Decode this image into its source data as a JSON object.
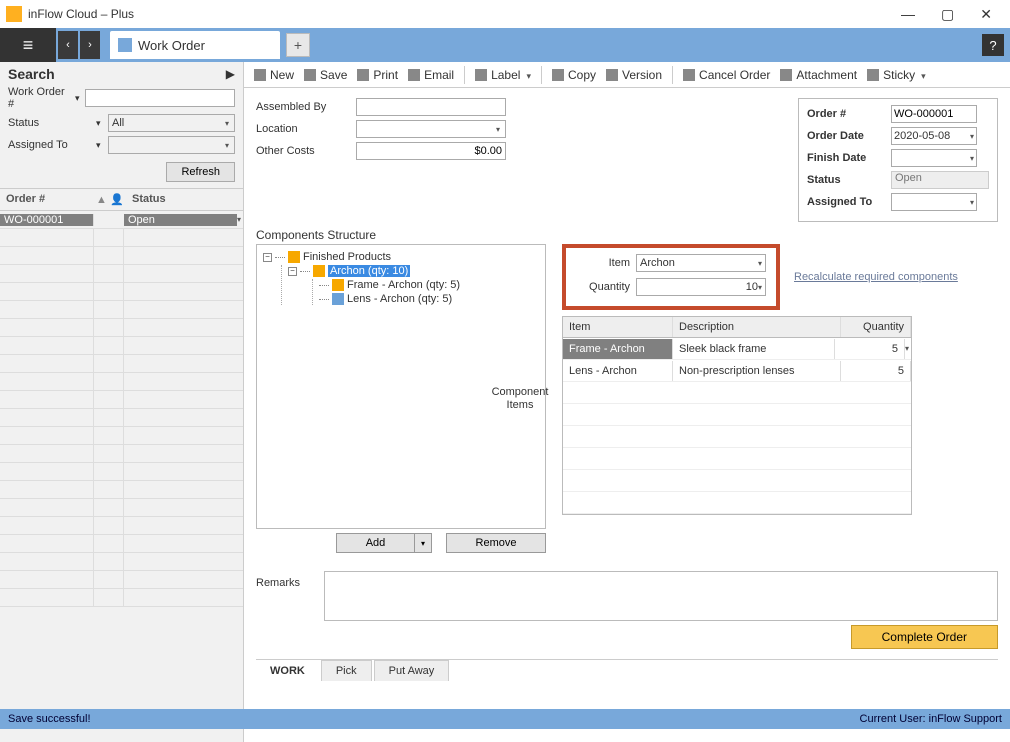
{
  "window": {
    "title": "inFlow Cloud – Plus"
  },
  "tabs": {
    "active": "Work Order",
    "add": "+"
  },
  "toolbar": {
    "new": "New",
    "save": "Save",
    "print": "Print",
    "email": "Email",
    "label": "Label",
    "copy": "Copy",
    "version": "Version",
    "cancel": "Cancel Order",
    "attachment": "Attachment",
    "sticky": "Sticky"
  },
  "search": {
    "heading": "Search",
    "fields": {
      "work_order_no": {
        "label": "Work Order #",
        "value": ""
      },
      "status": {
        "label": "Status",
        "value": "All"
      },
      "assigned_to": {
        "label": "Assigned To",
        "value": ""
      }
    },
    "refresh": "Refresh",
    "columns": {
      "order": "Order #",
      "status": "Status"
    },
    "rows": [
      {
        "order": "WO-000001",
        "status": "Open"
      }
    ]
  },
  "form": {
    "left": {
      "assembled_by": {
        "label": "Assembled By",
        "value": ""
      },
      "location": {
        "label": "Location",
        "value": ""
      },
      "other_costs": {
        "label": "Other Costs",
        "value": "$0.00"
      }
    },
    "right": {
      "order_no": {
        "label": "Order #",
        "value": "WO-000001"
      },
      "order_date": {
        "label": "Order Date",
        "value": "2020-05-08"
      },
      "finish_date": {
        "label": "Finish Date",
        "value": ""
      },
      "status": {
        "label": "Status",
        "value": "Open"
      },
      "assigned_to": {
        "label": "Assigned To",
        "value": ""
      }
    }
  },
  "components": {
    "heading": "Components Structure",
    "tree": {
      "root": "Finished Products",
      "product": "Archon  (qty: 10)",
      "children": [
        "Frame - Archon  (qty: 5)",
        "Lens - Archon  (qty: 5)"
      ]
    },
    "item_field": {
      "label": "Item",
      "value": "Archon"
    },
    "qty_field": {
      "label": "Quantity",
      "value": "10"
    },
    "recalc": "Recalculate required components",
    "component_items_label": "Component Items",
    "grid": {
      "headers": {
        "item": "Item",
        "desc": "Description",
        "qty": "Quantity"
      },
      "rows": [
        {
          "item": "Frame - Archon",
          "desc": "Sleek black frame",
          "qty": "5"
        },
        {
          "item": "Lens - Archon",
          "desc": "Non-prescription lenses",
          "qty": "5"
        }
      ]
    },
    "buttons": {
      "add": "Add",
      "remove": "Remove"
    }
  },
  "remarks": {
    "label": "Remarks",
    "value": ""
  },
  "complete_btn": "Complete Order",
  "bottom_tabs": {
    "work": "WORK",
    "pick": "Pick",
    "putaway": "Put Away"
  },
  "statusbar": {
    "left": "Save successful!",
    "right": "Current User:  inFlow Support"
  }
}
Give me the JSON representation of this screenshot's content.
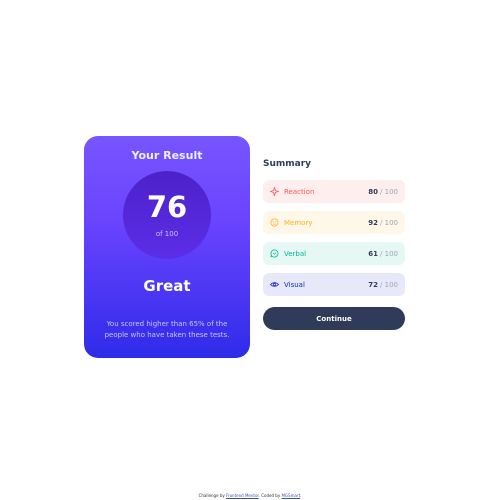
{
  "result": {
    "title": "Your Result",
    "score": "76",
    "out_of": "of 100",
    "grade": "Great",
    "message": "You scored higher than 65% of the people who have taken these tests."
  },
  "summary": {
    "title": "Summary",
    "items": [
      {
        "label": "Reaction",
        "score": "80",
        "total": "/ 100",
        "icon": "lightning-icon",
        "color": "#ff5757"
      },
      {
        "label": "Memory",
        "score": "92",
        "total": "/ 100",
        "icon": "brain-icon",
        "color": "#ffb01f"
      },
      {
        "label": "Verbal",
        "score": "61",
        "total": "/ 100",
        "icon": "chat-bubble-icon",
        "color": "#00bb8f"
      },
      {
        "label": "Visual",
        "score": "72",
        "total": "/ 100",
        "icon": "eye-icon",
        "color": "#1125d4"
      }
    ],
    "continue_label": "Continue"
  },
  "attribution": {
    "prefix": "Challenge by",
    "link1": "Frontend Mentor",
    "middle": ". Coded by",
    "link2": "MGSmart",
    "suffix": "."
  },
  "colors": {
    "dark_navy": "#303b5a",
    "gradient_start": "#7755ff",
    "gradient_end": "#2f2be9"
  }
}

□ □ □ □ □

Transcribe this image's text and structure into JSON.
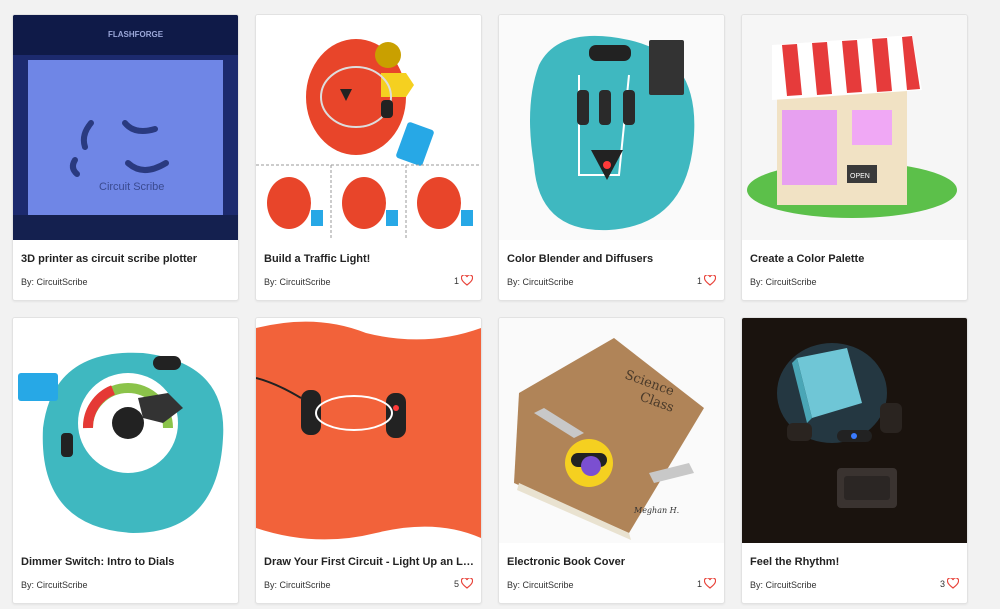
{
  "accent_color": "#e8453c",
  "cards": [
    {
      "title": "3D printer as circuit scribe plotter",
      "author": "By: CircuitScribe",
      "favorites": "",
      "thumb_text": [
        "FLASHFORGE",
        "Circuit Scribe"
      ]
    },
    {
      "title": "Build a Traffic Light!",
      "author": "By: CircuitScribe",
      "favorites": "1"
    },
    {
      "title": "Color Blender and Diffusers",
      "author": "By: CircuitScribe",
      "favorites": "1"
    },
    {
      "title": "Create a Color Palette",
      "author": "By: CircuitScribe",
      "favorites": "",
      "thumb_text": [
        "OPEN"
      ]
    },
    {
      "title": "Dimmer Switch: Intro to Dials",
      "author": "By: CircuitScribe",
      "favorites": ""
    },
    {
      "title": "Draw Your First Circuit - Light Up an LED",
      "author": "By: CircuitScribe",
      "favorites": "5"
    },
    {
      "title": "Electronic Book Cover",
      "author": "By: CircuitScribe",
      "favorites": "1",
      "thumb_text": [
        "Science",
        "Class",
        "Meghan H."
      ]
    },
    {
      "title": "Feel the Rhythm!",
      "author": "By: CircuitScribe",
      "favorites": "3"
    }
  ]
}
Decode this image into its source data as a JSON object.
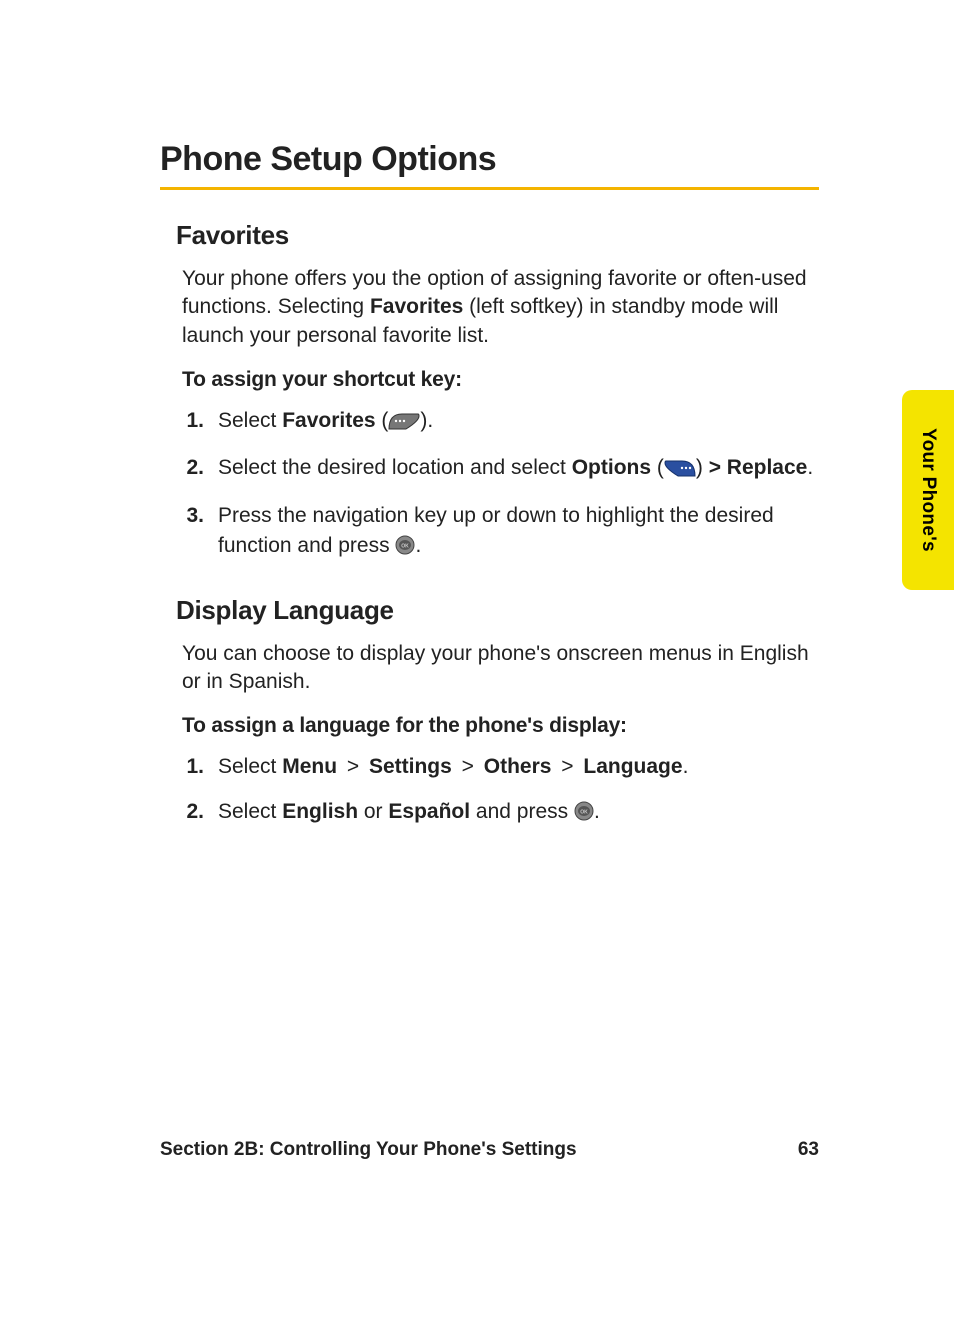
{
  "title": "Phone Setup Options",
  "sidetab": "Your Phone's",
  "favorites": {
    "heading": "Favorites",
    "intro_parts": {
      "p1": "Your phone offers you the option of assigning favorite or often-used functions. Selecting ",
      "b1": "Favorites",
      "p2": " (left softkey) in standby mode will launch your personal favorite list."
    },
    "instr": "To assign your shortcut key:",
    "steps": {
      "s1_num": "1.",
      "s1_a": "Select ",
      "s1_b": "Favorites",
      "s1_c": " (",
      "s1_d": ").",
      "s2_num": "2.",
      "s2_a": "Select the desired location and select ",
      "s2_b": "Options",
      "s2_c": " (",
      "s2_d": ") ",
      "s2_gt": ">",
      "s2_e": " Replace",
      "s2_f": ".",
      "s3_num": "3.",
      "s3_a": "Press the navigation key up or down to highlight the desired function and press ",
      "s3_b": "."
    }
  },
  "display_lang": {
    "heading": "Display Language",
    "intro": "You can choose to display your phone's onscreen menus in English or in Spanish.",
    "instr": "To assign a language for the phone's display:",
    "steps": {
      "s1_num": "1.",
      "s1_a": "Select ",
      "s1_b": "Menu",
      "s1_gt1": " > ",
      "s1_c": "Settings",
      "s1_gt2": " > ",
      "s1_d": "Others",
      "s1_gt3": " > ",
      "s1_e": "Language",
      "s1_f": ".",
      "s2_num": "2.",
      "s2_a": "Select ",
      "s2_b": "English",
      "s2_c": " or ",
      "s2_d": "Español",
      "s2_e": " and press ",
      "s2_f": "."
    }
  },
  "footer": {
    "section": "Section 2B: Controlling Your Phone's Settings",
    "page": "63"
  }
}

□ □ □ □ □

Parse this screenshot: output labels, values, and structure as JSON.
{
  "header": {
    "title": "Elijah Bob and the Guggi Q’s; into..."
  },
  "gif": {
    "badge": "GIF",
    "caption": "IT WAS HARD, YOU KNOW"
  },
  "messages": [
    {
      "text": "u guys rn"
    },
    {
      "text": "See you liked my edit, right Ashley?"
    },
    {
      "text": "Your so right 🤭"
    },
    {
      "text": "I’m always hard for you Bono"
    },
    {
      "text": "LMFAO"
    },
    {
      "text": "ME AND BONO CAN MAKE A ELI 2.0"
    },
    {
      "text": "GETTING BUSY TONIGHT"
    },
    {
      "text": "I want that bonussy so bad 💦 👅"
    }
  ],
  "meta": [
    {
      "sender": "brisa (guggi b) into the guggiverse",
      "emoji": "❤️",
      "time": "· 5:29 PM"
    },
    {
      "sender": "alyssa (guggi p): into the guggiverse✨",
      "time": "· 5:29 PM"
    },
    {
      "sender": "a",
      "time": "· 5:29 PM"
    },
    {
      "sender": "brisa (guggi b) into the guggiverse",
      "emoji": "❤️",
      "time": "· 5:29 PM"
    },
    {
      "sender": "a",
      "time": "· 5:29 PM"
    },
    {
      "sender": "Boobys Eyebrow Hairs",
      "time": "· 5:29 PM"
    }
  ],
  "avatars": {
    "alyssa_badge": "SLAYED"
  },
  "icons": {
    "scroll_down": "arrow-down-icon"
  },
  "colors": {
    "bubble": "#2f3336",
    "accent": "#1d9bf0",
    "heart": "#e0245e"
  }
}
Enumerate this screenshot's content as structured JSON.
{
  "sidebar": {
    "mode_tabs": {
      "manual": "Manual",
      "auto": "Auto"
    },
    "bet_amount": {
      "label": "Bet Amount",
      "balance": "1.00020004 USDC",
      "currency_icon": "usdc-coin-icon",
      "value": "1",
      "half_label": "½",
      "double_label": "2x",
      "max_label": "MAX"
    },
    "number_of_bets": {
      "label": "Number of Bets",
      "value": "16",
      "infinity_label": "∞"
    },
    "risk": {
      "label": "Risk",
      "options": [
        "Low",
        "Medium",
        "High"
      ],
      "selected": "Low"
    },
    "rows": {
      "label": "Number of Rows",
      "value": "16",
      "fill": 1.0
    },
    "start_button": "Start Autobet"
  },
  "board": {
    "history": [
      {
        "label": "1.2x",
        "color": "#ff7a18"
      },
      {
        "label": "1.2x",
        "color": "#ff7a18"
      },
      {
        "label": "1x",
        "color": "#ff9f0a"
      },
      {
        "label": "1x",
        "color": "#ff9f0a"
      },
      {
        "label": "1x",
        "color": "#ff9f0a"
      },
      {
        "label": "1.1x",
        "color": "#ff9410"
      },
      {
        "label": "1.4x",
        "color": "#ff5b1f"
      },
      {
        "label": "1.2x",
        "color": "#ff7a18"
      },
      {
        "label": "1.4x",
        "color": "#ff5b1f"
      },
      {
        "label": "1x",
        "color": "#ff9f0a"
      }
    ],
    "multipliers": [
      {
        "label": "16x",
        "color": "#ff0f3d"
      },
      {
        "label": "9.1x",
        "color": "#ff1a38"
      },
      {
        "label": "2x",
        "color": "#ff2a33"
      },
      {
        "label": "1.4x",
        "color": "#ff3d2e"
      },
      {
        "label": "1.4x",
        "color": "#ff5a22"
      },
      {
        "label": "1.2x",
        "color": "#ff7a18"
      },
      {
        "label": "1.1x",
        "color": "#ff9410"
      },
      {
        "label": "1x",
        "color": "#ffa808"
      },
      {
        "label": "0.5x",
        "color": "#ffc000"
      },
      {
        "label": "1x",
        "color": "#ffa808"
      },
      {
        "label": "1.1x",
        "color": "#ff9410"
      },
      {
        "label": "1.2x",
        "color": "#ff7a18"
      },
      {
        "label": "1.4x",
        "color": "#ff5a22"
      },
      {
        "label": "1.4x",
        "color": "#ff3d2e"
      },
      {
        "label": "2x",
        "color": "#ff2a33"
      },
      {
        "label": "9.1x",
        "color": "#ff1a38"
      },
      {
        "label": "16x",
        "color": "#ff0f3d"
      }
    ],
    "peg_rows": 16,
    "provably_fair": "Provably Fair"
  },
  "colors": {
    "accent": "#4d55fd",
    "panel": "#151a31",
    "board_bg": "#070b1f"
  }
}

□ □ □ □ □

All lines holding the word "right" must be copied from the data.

    "right": {
    "right": "Current User:  inFlow Support"
      "text": "See you liked my edit, right Ashley?"
      "text": "Your so right 🤭"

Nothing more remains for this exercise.